NASA’s Juno mission completed its 51st close flyby of Jupiter, capturing stunning images of its moon Io.
Juno flew past Io on Tuesday, May 16 in a flyby that brought it close to the volcanic moon of Jupiter than ever before. The spacecraft passed just 22,060 miles (35,500 kilometers) from the surface of the Jovian moon.
If this Jovian moon appears tranquil in these images, then looks can be deceiving. Io isn’t just the most volcanic moon orbiting the gas giant; it’s also the most volcanic world of all solar system.
Some of the detailed images taken by Juno and its visible light imager JunoCam show Io’s red surface marked by its fire volcanoes. An infrared view of the moon captured the day before the flyby by Juno’s Jovian InfraRed Auroral Mapper (JIRAM) shows the source of this scarring, revealing multiple hotspots of volcanic activity on the moon’s surface.

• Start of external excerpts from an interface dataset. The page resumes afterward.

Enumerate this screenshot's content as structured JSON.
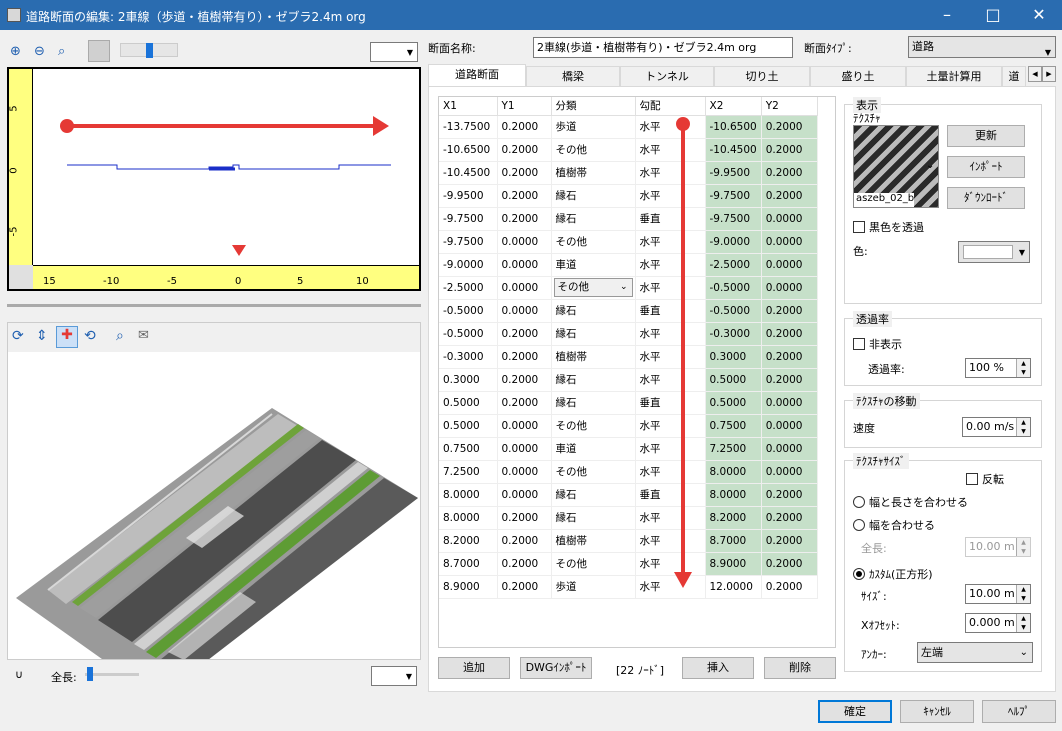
{
  "window": {
    "title": "道路断面の編集: 2車線（歩道・植樹帯有り）・ゼブラ2.4m org"
  },
  "profile": {
    "y_ticks": [
      "5",
      "0",
      "-5"
    ],
    "x_ticks": [
      "15",
      "-10",
      "-5",
      "0",
      "5",
      "10"
    ]
  },
  "fields": {
    "section_name_label": "断面名称:",
    "section_name_value": "2車線(歩道・植樹帯有り)・ゼブラ2.4m org",
    "section_type_label": "断面ﾀｲﾌﾟ:",
    "section_type_value": "道路"
  },
  "tabs": [
    "道路断面",
    "橋梁",
    "トンネル",
    "切り土",
    "盛り土",
    "土量計算用",
    "道"
  ],
  "table": {
    "headers": [
      "X1",
      "Y1",
      "分類",
      "勾配",
      "X2",
      "Y2"
    ],
    "rows": [
      [
        "-13.7500",
        "0.2000",
        "歩道",
        "水平",
        "-10.6500",
        "0.2000"
      ],
      [
        "-10.6500",
        "0.2000",
        "その他",
        "水平",
        "-10.4500",
        "0.2000"
      ],
      [
        "-10.4500",
        "0.2000",
        "植樹帯",
        "水平",
        "-9.9500",
        "0.2000"
      ],
      [
        "-9.9500",
        "0.2000",
        "縁石",
        "水平",
        "-9.7500",
        "0.2000"
      ],
      [
        "-9.7500",
        "0.2000",
        "縁石",
        "垂直",
        "-9.7500",
        "0.0000"
      ],
      [
        "-9.7500",
        "0.0000",
        "その他",
        "水平",
        "-9.0000",
        "0.0000"
      ],
      [
        "-9.0000",
        "0.0000",
        "車道",
        "水平",
        "-2.5000",
        "0.0000"
      ],
      [
        "-2.5000",
        "0.0000",
        "その他",
        "水平",
        "-0.5000",
        "0.0000"
      ],
      [
        "-0.5000",
        "0.0000",
        "縁石",
        "垂直",
        "-0.5000",
        "0.2000"
      ],
      [
        "-0.5000",
        "0.2000",
        "縁石",
        "水平",
        "-0.3000",
        "0.2000"
      ],
      [
        "-0.3000",
        "0.2000",
        "植樹帯",
        "水平",
        "0.3000",
        "0.2000"
      ],
      [
        "0.3000",
        "0.2000",
        "縁石",
        "水平",
        "0.5000",
        "0.2000"
      ],
      [
        "0.5000",
        "0.2000",
        "縁石",
        "垂直",
        "0.5000",
        "0.0000"
      ],
      [
        "0.5000",
        "0.0000",
        "その他",
        "水平",
        "0.7500",
        "0.0000"
      ],
      [
        "0.7500",
        "0.0000",
        "車道",
        "水平",
        "7.2500",
        "0.0000"
      ],
      [
        "7.2500",
        "0.0000",
        "その他",
        "水平",
        "8.0000",
        "0.0000"
      ],
      [
        "8.0000",
        "0.0000",
        "縁石",
        "垂直",
        "8.0000",
        "0.2000"
      ],
      [
        "8.0000",
        "0.2000",
        "縁石",
        "水平",
        "8.2000",
        "0.2000"
      ],
      [
        "8.2000",
        "0.2000",
        "植樹帯",
        "水平",
        "8.7000",
        "0.2000"
      ],
      [
        "8.7000",
        "0.2000",
        "その他",
        "水平",
        "8.9000",
        "0.2000"
      ],
      [
        "8.9000",
        "0.2000",
        "歩道",
        "水平",
        "12.0000",
        "0.2000"
      ]
    ]
  },
  "bottom_buttons": {
    "add": "追加",
    "dwg_import": "DWGｲﾝﾎﾟｰﾄ",
    "node_count": "[22 ﾉｰﾄﾞ]",
    "insert": "挿入",
    "delete": "削除"
  },
  "display": {
    "group_label": "表示",
    "texture_label": "ﾃｸｽﾁｬ",
    "texture_name": "aszeb_02_b",
    "update_button": "更新",
    "import_button": "ｲﾝﾎﾟｰﾄ",
    "download_button": "ﾀﾞｳﾝﾛｰﾄﾞ",
    "transparent_black_label": "黒色を透過",
    "color_label": "色:"
  },
  "transparency": {
    "group_label": "透過率",
    "hide_label": "非表示",
    "rate_label": "透過率:",
    "rate_value": "100 %"
  },
  "texture_move": {
    "group_label": "ﾃｸｽﾁｬの移動",
    "speed_label": "速度",
    "speed_value": "0.00 m/s"
  },
  "texture_size": {
    "group_label": "ﾃｸｽﾁｬｻｲｽﾞ",
    "flip_label": "反転",
    "fit_both_label": "幅と長さを合わせる",
    "fit_width_label": "幅を合わせる",
    "total_length_label": "全長:",
    "total_length_value": "10.00 m",
    "custom_label": "ｶｽﾀﾑ(正方形)",
    "size_label": "ｻｲｽﾞ:",
    "size_value": "10.00 m",
    "x_offset_label": "Xｵﾌｾｯﾄ:",
    "x_offset_value": "0.000 m",
    "anchor_label": "ｱﾝｶｰ:",
    "anchor_value": "左端"
  },
  "left_bottom": {
    "total_length_label": "全長:"
  },
  "dialog_buttons": {
    "ok": "確定",
    "cancel": "ｷｬﾝｾﾙ",
    "help": "ﾍﾙﾌﾟ"
  },
  "colors": {
    "titlebar": "#2a6cb0",
    "grid_green": "#c6e0c9",
    "ruler_yellow": "#ffff80",
    "arrow_red": "#e53935"
  }
}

Related: Io: A Guide to Jupiter’s Volcanic Moon
“Io is the most volcanic celestial body we know of in our solar system,” said Juno principal investigator Scott Bolton. said in a statement before the flyby. “By observing it over time over multiple passes, we can observe how volcanoes vary – how often they erupt, how bright and hot they are, whether they are group-bound or solo, and whether the shape of the lava flow changes.”

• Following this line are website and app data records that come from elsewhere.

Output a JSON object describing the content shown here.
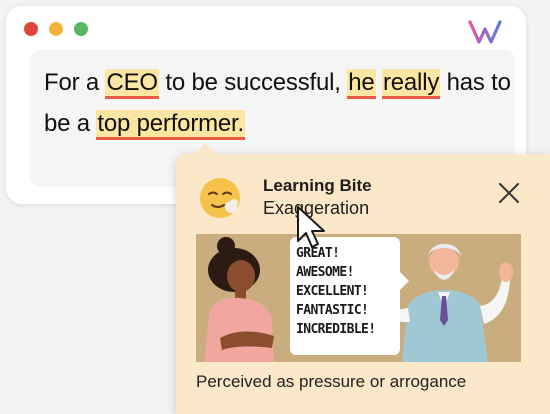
{
  "sentence": {
    "parts": [
      {
        "text": "For a ",
        "flagged": false
      },
      {
        "text": "CEO",
        "flagged": true
      },
      {
        "text": " to be successful, ",
        "flagged": false
      },
      {
        "text": "he",
        "flagged": true
      },
      {
        "text": " ",
        "flagged": false
      },
      {
        "text": "really",
        "flagged": true
      },
      {
        "text": " has to be a ",
        "flagged": false
      },
      {
        "text": "top performer.",
        "flagged": true
      }
    ]
  },
  "popup": {
    "title": "Learning Bite",
    "subtitle": "Exaggeration",
    "close_icon": "close-icon",
    "emoji_icon": "worried-face-emoji-icon",
    "bubble_lines": [
      "GREAT!",
      "AWESOME!",
      "EXCELLENT!",
      "FANTASTIC!",
      "INCREDIBLE!"
    ],
    "caption": "Perceived as pressure or arrogance"
  },
  "colors": {
    "highlight": "#fbe7a3",
    "underline": "#e85a45",
    "popup_bg": "#fbe8c8",
    "illustration_bg": "#c9ad7e",
    "dot_red": "#e0443a",
    "dot_yellow": "#f4b53d",
    "dot_green": "#58b763"
  },
  "icons": {
    "logo": "app-logo-icon",
    "cursor": "mouse-pointer-icon"
  }
}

NASA estimates that there are hundreds of active erupting volcanoes on the surface of Io, Jupiter’s third-largest moon, and gas giant’s fifth-largest moon located about 262,000 miles (422,000 kilometers) from its surface. These volcanoes can shoot lava tens of kilometers into the thin, waterless atmosphere of Io, which itself is about the size of earth moon.
This extreme volcanic activity is believed to result from the enormous gravitational influence of Jupiter, the most massive planet in the solar system, as it plays a game of “tug of war” with Io against its other major Jovian moons. Europe And Ganymede. This gives rise to tremendous tidal forces which have the effect of crushing and compressing Io, causing its surface to swell up and down, or in and out, up to 330 feet (100 meters). ).

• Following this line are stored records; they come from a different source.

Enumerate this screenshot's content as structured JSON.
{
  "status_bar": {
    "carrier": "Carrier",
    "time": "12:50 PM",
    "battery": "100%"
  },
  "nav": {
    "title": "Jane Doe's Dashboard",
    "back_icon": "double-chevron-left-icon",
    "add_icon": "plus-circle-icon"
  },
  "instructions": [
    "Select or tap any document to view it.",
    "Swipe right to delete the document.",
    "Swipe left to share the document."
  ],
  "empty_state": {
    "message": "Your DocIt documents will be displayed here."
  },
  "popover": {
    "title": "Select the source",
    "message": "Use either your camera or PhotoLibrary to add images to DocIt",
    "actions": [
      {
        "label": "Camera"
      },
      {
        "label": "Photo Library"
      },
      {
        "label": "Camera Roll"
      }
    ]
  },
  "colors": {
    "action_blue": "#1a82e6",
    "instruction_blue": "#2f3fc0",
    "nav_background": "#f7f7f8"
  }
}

Even before Jupiter’s 51st flyby, since arriving on the gas giant in 2016, the Juno spacecraft had traveled more than 510 million miles make close encounters with three of the four largest moons on the planet, the icy moons Europa and Ganymede, and the fiery moon Io. The four large moons, including Frozen Callisto, are collectively known as the “Galilean Moons” after Italian astronomer Galileo Galilei, who first observed them in 1610.
“We are entering another amazing part of Juno’s mission as we get closer and closer to Io with successive orbits. This 51st orbit will provide our closest look yet at this tortured moon,” said Bolton. “Our upcoming flybys in July and October will bring us even closer, leading to our twin encounters with Io in December this year and February next year when we fly within 1,500 kilometers of its surface.”
Juno was not designed to study these moons; its instruments and sensors were rather intended to study the atmosphere and the interior of Jupiter. Yet despite this, during its 50 flybys of the gas giant, the NASA craft was able to collect vital data on the jovian moons and, as this overview illustrates, incredible images.
“All of these flybys provide spectacular views of the volcanic activity on this amazing moon,” Bolton concluded. “The data should be incredible.”
Jupiter’s large moons will come under closer scrutiny when the JUpiter Icy Moon Explorer (JUICE) reaches them in 2031. Juice will search for the conditions on the oceanic moons of Europa and Ganymede that would be needed to support the existence of life.